D.) Customize the Demo Account
I find this the most overlooked element of the process. In fact, I’ve witnessed demos with the software filled with data from the previous presentation. A real client data, at that. One that the rep had inputted to demonstrate how the product would work.
On other occasions, the rep logged in, only to show me a completely empty dashboard.
Neither option made a great impression on me, I have to say.
To avoid such a mistake, customize and prepare the demo account before each presentation.
- Add data the client would relate to. Even if it’s dummy data, ensure that they will see something relevant to their pain point.
- If you need to present any automation options, send emails from the platform and so on, set it all up beforehand. The last thing the person wants to experience is you trying to figure out where to set up the email server.
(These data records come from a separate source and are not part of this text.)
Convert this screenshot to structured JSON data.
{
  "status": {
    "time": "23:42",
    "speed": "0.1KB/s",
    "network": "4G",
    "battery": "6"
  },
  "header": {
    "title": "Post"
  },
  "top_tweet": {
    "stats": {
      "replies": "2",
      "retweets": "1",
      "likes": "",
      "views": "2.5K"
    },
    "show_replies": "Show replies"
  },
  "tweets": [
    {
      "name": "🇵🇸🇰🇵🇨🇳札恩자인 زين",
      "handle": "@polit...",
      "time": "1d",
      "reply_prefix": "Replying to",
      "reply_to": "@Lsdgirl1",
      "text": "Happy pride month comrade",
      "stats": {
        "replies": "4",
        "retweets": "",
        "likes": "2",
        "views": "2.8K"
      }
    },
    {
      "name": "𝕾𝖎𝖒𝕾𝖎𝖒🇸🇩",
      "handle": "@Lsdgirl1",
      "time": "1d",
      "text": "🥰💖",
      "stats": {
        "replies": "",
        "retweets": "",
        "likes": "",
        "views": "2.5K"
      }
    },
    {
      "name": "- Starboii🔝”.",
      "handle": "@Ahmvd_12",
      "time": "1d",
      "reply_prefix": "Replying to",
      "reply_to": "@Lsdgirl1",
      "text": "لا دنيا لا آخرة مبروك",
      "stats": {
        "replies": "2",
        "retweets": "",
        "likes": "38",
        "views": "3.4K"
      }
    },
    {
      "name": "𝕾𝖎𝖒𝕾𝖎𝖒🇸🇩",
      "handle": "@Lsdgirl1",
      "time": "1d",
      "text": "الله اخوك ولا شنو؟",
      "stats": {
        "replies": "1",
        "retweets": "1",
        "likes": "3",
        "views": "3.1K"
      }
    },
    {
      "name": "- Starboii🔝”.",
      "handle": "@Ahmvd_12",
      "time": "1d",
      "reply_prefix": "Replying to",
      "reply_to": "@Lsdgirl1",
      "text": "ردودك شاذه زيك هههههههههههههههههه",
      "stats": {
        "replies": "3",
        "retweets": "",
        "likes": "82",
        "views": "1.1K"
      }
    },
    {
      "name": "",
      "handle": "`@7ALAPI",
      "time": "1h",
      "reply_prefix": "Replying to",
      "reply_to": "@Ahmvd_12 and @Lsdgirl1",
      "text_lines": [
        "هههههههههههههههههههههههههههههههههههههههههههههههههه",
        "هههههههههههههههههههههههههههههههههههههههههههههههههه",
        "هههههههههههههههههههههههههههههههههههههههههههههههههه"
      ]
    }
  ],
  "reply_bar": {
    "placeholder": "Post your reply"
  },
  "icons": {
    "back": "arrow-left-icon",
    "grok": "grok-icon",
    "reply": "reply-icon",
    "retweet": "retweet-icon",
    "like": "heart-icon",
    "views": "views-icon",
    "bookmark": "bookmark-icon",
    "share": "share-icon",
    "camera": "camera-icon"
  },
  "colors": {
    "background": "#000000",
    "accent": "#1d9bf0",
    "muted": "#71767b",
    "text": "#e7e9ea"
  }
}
- If you need to customize the software during the presentation, walk through the process too. You’ll make a much better impression when you know exactly where to go to set a specific feature up.
#4. Setting Up the Agenda for the Demo
It’s a rule you should follow no matter what when delivering product demos: Always have the agenda.
What’s more, customize it for each lead specifically too.
Of course, you don’t have to create a unique agenda for every presentation. It wouldn’t be necessary. Many of the agenda elements would be the same in each meeting.
But you should plan something to show the client how much you’ve understood their challenges.
Before I show you how to do it, let’s discuss the demo agenda in general.
Demo Agenda – The Structure
A typical sales demo includes four parts:
- An introduction. This is when you exchange pleasantries and break the ice, so to speak. It’s your time to find rapport with the lead too. A couple of minutes to do so is enough and your preparation is the key to connecting with the prospect.
- Business challenges review. That’s when you get down to business and discuss the lead’s challenges and why they would need your solution in the first place. Note: Although you make this about the lead, the underlying message here should be that you understand their pain points and have the expertise to overcome it.
- Addressing each pain point in the app. You’ve shown the client that you understand their pain points. Next, demonstrate how your product addresses each of them in turn. This is when you present your SaaS application in context, and make it relevant for the lead.
- Discussion of the next steps. Finally, you close the presentation by discussing the next steps that would help move the deal further.
Customizing the Presentation
Looking at the agenda above, it’s immediately clear where you could customize it to make it relevant to the lead.
- When addressing their challenges, give examples that relate to their situation. You could even use other customer stories to add some social proof to the presentation.
- Then, customize the app to match those scenarios to present it in context.
- Finally, ask about any further challenges, and, if possible, demonstrate how the app would address those too.
#5. Follow Up
Although many sales reps insist on getting the client’s credit card during the presentation, I’m not in favor of such an approach. Not every lead will be ready to buy right then. Particularly with upmarket sales, they might need to run the invoice by the accounts or follow another internal process.
Pushing them to pay during the meeting might actually deter them from wanting to pursue the deal.
So, what’s a better option?
Agree on the next step, as we’ve discussed already. Right after the meeting, send the person a summary of the presentation and a list of the next steps you both had agreed.
Next, update your CRM with any relevant data, and set up the follow-up automation to kick in if the person didn’t take those next steps.
I admit that the process might seem long, certainly longer than asking for the credit card details during the call. However, it also feels more natural, greatly increasing the chances that leads will go through it with you.
Now you know the complete process for delivering great product demos.
All that’s left is to start implementing this advice to improve your demo skills.